Ex-lawyer turned relationship coach

Rethink What Brings You Happiness

If your physical needs are met and you feel safe, the biggest thing that stands in the way of fulfilment is your thinking. People like to believe we need certain things before we can happy.

I’ll be happy if… I get a meaningful job… if I earn more money… if I find my sense of purpose… if I find a loving partner to share my life with.

But this way of thinking is all wrong. If anything, it sets you up for unhappiness.

Not only does reaching certain milestones offer you far less lasting happiness than we think—studies show we tend to bounce back to our baseline no matter how wonderful or upsetting an event.

Basing your well-being off of circumstances you have little control over is plain dumb.

It’s similar to flipping a coin and saying you’ll only be happy if it comes up tails.

A strategy that not even Dr. Oz would support.

And the last problem with listening to our brain, we’re actually notoriously bad at identifying what will make us happy.

My favourite example of this is romantic love.

How many times in your life have you completely obsessed over someone, thinking that if you could just get that person to feel the same way about you as you do about them, that you’d be blissfully happy?

Just imagine all the late-night kissing and cuddling on the couch. Surprise getaways to a lake cabin in the woods. And having someone around to save you from choking to death on a hotdog and dying alone in your apartment.

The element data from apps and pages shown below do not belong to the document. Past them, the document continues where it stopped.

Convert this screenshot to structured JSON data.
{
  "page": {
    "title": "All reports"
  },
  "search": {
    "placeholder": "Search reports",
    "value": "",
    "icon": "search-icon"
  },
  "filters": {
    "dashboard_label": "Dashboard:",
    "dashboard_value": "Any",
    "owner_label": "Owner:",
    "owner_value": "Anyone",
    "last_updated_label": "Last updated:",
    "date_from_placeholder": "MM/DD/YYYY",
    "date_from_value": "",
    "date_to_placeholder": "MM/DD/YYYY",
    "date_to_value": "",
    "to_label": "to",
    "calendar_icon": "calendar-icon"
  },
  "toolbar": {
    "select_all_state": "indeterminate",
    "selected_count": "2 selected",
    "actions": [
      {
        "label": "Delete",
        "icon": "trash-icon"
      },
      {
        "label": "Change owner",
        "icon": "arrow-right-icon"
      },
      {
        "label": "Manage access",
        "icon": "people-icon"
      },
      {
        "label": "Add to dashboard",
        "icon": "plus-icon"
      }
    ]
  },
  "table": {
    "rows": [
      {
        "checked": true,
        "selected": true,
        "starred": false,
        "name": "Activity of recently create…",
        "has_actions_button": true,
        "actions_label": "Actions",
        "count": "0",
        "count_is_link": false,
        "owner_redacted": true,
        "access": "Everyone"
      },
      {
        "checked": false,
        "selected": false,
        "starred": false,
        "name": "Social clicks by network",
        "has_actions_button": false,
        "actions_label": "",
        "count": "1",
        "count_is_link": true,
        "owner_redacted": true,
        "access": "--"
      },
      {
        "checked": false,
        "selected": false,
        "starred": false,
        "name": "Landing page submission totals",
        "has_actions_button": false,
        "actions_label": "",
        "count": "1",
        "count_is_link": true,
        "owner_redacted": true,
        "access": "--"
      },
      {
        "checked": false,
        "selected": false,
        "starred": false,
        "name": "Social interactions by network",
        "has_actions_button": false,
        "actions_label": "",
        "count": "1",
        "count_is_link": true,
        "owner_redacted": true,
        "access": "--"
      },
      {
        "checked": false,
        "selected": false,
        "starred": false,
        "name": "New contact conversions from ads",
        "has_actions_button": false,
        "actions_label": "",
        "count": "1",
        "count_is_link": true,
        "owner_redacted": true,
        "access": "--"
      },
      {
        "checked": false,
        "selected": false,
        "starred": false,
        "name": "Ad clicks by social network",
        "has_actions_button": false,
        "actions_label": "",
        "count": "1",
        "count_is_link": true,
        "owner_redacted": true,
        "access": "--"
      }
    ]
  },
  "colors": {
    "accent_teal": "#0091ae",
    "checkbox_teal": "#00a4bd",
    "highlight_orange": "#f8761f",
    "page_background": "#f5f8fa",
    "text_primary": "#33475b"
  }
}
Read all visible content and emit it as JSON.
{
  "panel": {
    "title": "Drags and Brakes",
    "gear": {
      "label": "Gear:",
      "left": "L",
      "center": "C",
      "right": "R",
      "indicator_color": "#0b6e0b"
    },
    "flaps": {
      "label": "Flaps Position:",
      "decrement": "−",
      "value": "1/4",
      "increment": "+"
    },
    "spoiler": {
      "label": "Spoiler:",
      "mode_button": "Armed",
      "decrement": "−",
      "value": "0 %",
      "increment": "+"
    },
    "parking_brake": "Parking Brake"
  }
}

A romantic companion would absolutely increase your happiness at these times. But something crucial has been left out.

Because what has that sneaky walnut in our skull done during all these fantasies?

It focused on the good times and nimbly left out the bad ones.

And adding someone significant to your solo life experience will undeniably bring some difficulties to your usual. You’ll have to deal with all sorts of upsetting and annoying things. 

Such as, but not limited to: blanket hogging, empty food containers in the cupboard, off-key singing in the shower, arguments over how to load the dishwasher, and discovering the ice cream is gone because they ate the last scoop without offering to share.

Unlike our mind likes to suggest, it’s not all cotton candy and smiles.

To sum up what we’ve discovered so far:

  • No matter the achievement, our happiness always returns back to normal.
  • Relying on serendipity to do what you want is an unreliable strategy.
  • We generally have bad ideas about what makes us happy.

So how do you make yourself happy?

By rethinking your happiness goals.

What would you do if you achieved your objective? How would it change your life? And what can you do to get some of those desired effects now?

If you crave validation and feeling like you matter, consider doing volunteer work.
If you don’t want to experience beautiful moments by yourself, bring someone else.
If you desire physical affection, adopt a pet or help take care of your local farm animals.

The more connected you feel to yourself and what you can give to the world, the more happy and fulfilled you’ll be.

By Jeroen Elsing
Ex-lawyer turned relationship coach